– a. ca.crt
– b. crl.pem
– c. (optional) an ovpn file for the destination you choose to connect to.

Above, step C was optional because we can specify the server as part of the startup command later in this process.  But you will still want an ovpn configuration file.  I took one of the location specific ones and simply removed the server and port from it, creating a type of generic configuration file I can reuse if I want to connect to different parts of the world.

I also added the option “keepalive 10 120” to it after I was experiencing some connection issues, which seemed to help.

So in the end, this is the contents of my “generic-pia.ovpn” OpenVPN config file:

client
dev tun
proto udp
resolv-retry infinite
nobind
persist-key
persist-tun
ca ca.crt
tls-client
remote-cert-tls server
auth-user-pass auth
auth-nocache
comp-lzo
verb 1
reneg-sec 0
crl-verify crl.pem
keepalive 10 120

8a. Create a file called “auth” which is also located in “/etc/openvpn/” with the following format:

USERNAME
PASSWORD

Which will give you this, as a recap:

winscp etc openvpn listing

Test VPN Through Putty:

9. Open Putty and connect to your router, then navigate to /etc/openvpn and run the following command:

/usr/sbin/openvpn --cd /etc/openvpn --config /etc/openvpn/generic-pia.ovpn --remote ca-toronto.privateinternetaccess.com 1194

If all goes well you should see this in the output, indicating a successful vpn connection from your router to PIA:

Sun Jul 27 14:11:06 2014 Initialization Sequence Completed

But, I bet if you open up a web browser, you can’t navigate the web. This is a DNS issue.

Set Your Own DNS Servers:

10. Resolving the DNS issue is fairly straightforward in OpenWRT, as it has a spot where you can specify your own.  To find a list of free public DNS servers, refer to this page.

Once you have picked the DNS server(s) you would like to use, open up your router’s admin page and navigate to Network -> DHCP and DNS, and place the IP addresses there.  Like so:

openwrt dns settings

Click save and apply, and then restart the VPN connection, you should now be able to navigate the web through your VPN tunnel.

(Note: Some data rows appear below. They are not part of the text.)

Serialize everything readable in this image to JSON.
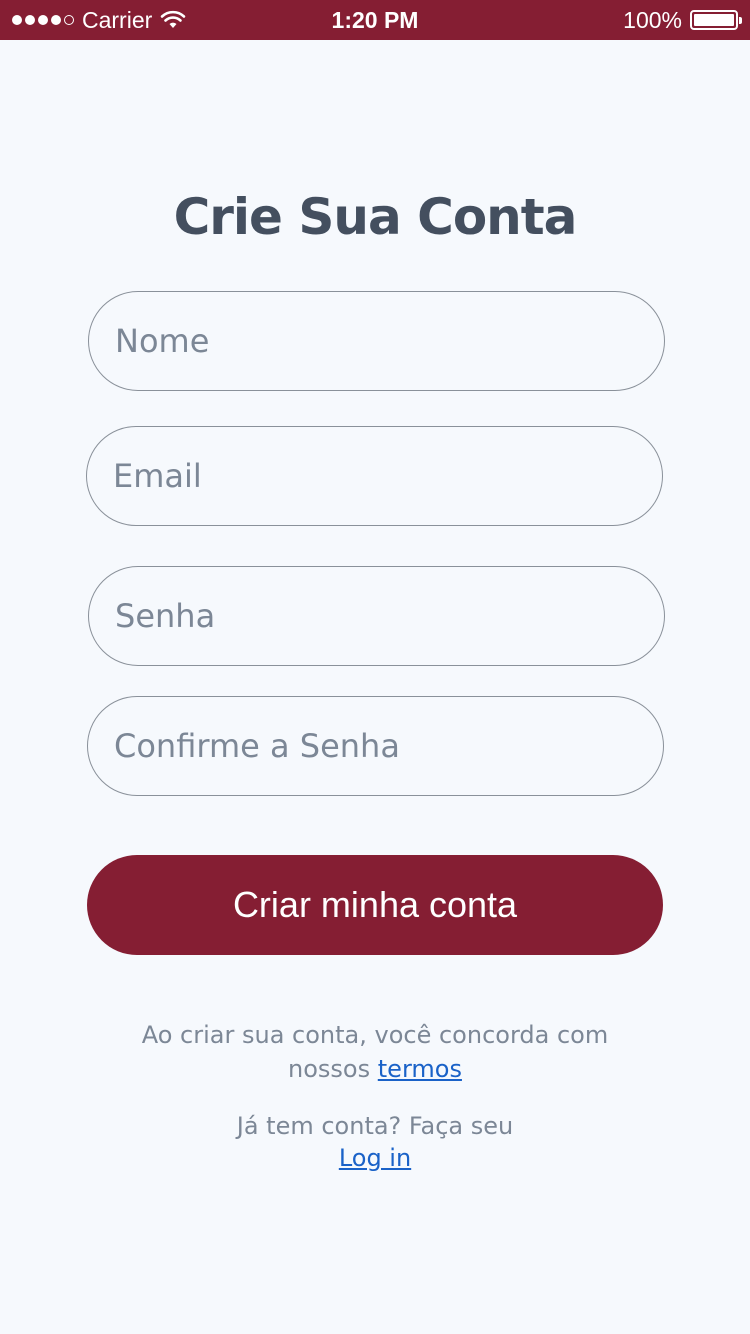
{
  "status_bar": {
    "carrier": "Carrier",
    "time": "1:20 PM",
    "battery": "100%",
    "signal_bars_filled": 4,
    "signal_bars_total": 5,
    "battery_level_percent": 100,
    "background_color": "#851e33",
    "wifi_icon": "wifi-icon",
    "battery_icon": "battery-icon"
  },
  "signup": {
    "title": "Crie Sua Conta",
    "name_placeholder": "Nome",
    "email_placeholder": "Email",
    "password_placeholder": "Senha",
    "confirm_password_placeholder": "Confirme a Senha",
    "submit_label": "Criar minha conta",
    "submit_color": "#851e33"
  },
  "footer": {
    "terms_line1": "Ao criar sua conta, você concorda com",
    "terms_line2_prefix": "nossos",
    "terms_link": "termos",
    "login_prompt": "Já tem conta? Faça seu",
    "login_link": "Log in",
    "link_color": "#1a62c8"
  }
}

Note: You can test this by using a website such as http://whatismyipaddress.com/.  Check the IP location matches the location of the server you chose.

Set VPN to Auto Start with Your Router:

11.  The final step is to configure the VPN to automatically start up with your router.  So that you don’t have to open up putty and reissue the command every time your router reboots.

Navigate to System -> Startup and look near the bottom for “Local Startup”.  Which is basically a place for you to enter commands you want the router to execute on boot.  This is what I have in that spot:

# Put your custom commands here that should be executed once
# the system init finished. By default this file does nothing.

# VPN custom init
# Ensure only one VPN connection is made. 
/usr/bin/killall openvpn

# Toronto
/usr/sbin/openvpn --cd /etc/openvpn --daemon --config /etc/openvpn/generic-pia.ovpn --remote ca-toronto.privateinternetaccess.com 1194 &

exit 0

Reboot your router, and test to see that you still can browse the web, and that your IP location is in the right spot. Hopefully all went according to plan and you’re good to go.

Happy surfing.